» **Exercise aim**: Each entry that follows is to be copied exactly, minus any pictures.

» **Input data**:
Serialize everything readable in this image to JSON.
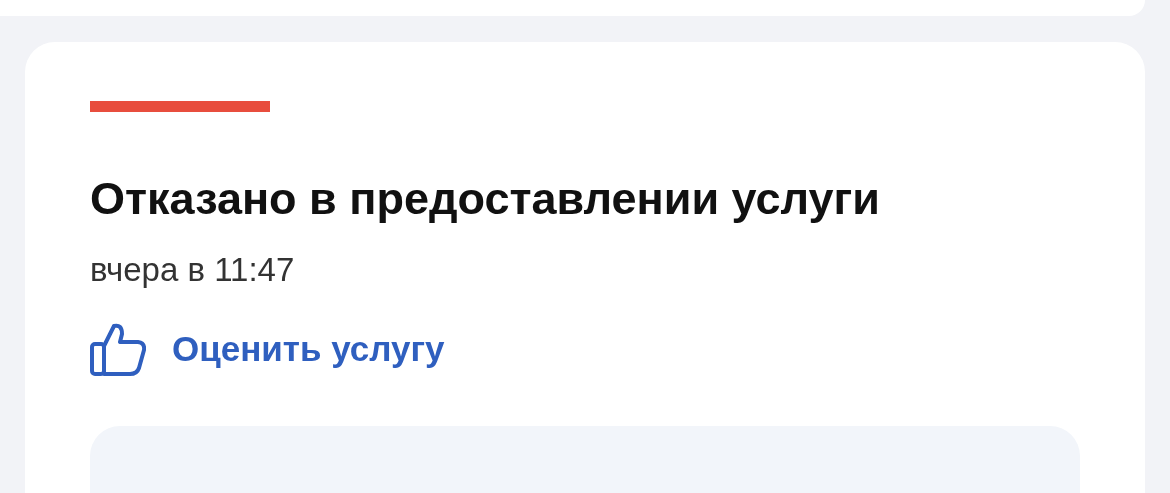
{
  "card": {
    "kind": "rejected",
    "title": "Отказано в предоставлении услуги",
    "time": "вчера в 11:47",
    "rate_link": "Оценить услугу"
  }
}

» **Answer box**:
Serialize everything readable in this image to JSON.
{
  "card": {
    "kind": "rejected",
    "title": "Отказано в предоставлении услуги",
    "time": "вчера в 11:47",
    "rate_link": "Оценить услугу"
  }
}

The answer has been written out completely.